The summer after my second year in seminary, I had the opportunity to go on an eight-day silent retreat. It was exactly what I needed at the time, because the past two years had been extremely challenging. While the months leading up to my decision to enter seminary had been filled with joy and a sense of closeness to the Lord, the moment I entered seminary, I felt that the Lord had abandoned me. I didn’t have the spiritual tools at the time to understand what was going on, and I felt very confused and discouraged. Why would the Lord abandon me the moment I answered His call? I felt betrayed, as if the Lord had not kept His promise to me. 

All these feelings came to the surface during my silent retreat, and the priest that I met with each day encouraged me to bring them to the Lord in prayer. One of the passages that the priest had me pray with was our gospel today. He encouraged me to take the place of Thomas, imagining that I was him. Where was Thomas the first time around? Why wasn’t he there with the other apostles? What was going through his mind and his heart? Our gospel, of course, doesn’t answer these questions. Thomas is like the relative that doesn’t show up for the family gathering, but we don’t know why. He could have been there, he had no excuse not to be there, but, inexplicably, he isn’t. 

Taking the place of Thomas, I imagined that he was feeling what I had been feeling those past two years: confused, discouraged, and betrayed. Jesus had given every sign that He was the Messiah, the one to save Israel. He had promised salvation in both words and deeds. But He didn’t deliver on His promise. He and the other apostles may have abandoned Jesus, but Jesus had also abandoned them, or so Thomas may have thought. Jesus wasn’t supposed to leave them, but He did. In his hurt and sense of betrayal, I imagined Thomas staying away from the other apostles. I imagined him ignoring reports that Jesus had risen from the dead. Thomas didn’t want to get his hopes up. He didn’t want to be betrayed again. Fool me once, shame on you; fool me twice, shame on me. “Unless I see the mark of the nails in his hands and put my finger into the nail marks and put my hand into his side, I will not believe.” 

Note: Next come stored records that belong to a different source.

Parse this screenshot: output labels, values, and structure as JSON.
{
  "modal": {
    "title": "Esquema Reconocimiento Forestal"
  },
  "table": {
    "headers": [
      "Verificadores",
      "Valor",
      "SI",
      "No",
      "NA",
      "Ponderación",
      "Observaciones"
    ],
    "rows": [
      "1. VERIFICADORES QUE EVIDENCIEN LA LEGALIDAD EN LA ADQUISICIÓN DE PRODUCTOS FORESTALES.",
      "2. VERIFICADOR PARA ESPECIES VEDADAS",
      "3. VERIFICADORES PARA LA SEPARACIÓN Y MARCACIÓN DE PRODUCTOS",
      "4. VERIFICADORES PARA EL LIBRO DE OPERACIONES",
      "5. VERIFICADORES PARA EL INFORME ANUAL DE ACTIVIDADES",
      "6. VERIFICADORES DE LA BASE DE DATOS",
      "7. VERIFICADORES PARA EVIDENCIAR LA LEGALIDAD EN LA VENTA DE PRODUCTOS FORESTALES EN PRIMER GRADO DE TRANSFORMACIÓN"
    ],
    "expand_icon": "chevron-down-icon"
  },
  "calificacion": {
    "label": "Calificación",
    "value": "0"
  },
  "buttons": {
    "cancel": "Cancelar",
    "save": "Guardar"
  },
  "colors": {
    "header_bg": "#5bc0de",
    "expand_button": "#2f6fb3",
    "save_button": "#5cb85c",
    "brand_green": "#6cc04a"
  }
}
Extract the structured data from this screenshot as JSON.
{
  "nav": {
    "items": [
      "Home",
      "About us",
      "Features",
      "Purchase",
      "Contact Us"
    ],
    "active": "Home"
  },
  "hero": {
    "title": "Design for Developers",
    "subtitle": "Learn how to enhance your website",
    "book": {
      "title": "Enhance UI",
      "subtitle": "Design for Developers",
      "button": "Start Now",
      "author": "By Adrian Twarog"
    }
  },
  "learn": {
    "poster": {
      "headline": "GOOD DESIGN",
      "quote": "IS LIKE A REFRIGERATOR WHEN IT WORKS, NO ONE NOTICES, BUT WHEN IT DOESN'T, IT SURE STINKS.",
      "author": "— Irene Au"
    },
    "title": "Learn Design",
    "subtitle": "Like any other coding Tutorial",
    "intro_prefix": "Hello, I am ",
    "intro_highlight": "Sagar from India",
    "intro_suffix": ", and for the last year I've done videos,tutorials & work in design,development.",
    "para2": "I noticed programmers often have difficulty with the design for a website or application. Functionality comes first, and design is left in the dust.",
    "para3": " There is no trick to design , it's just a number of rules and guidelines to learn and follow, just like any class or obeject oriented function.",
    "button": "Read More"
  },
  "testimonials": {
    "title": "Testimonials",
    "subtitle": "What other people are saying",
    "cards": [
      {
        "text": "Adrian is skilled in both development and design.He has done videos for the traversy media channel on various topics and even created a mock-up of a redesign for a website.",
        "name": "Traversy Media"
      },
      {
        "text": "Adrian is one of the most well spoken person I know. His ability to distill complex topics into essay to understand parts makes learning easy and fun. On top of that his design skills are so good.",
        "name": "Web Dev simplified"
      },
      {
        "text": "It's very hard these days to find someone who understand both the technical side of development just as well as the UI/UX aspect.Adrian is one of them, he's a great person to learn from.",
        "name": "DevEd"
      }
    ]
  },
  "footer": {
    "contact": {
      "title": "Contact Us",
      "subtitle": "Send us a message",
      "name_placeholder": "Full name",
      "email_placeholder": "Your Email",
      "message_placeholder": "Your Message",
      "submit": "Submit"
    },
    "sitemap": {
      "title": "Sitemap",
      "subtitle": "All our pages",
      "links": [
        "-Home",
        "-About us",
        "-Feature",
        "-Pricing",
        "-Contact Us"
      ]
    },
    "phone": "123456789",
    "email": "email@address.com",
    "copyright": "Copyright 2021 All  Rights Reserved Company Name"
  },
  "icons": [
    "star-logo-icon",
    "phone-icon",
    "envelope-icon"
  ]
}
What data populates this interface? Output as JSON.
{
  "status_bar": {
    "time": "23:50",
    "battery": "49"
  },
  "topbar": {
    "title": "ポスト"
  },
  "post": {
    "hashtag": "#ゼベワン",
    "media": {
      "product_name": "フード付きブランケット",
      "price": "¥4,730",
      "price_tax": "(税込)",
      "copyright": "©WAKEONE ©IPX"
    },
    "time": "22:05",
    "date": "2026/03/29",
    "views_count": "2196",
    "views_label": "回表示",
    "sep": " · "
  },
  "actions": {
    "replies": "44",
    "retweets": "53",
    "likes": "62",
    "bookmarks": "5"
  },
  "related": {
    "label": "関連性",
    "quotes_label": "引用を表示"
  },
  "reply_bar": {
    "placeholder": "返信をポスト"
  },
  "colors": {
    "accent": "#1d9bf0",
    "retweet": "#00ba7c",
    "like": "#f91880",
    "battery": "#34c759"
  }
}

One of the most common emotions we experience in life is disappointment. People and things don’t live up to our expectations; they over-promise and under-deliver. Whether it’s what we have, who we know, or what we do, we expect them to make us happy, but they never do, at least not completely. No matter how great they are, they always leave us disappointed. And we can sometimes feel that way about God. I know I did after my first two years in seminary. Perhaps Thomas felt that way in our gospel today. Perhaps you have felt that way before, or even feel that way right now.  

When people do not live up to our expectations, when those who are supposed to love us leave us feeling confused, discouraged, and betrayed, it leaves a mark; it wounds us. This is especially true when it comes to God. Disappointment with God leaves a deep wound. And it causes us to doubt God’s goodness and faithfulness. It was to heal Thomas’ wound, the wound of His disappointment with God, that Jesus appeared to him today, a week after His resurrection from the dead. About this encounter, St. Augustine said this: “The Lord who could have risen again without any vestige of a wound, kept the scars, that they might be touched by the doubting apostle, and the wounds of his heart be healed.” 

And it is to heal our wounds, especially the wounds that may have arisen because of our disappointment with Him, that Jesus has left His resurrected presence with us in the Holy Eucharist. Each time we come to Mass, we have the opportunity to encounter the risen Christ, even as Thomas did. Each time we come to Mass, Jesus says to us, as He said to Thomas, “Put your finger here and see my hands, and bring your hand and put it into my side, and do not be unbelieving, but believe.” Jesus never over-promises or underdelivers. He is always faithful. He will never abandon or forsake us. He is with us always. This is what He wants to remind us of on this Divine Mercy Sunday. And in a few moments, when we see the risen Christ is lifted up in the Eucharist, may we say with St. Thomas, “My Lord and my God.”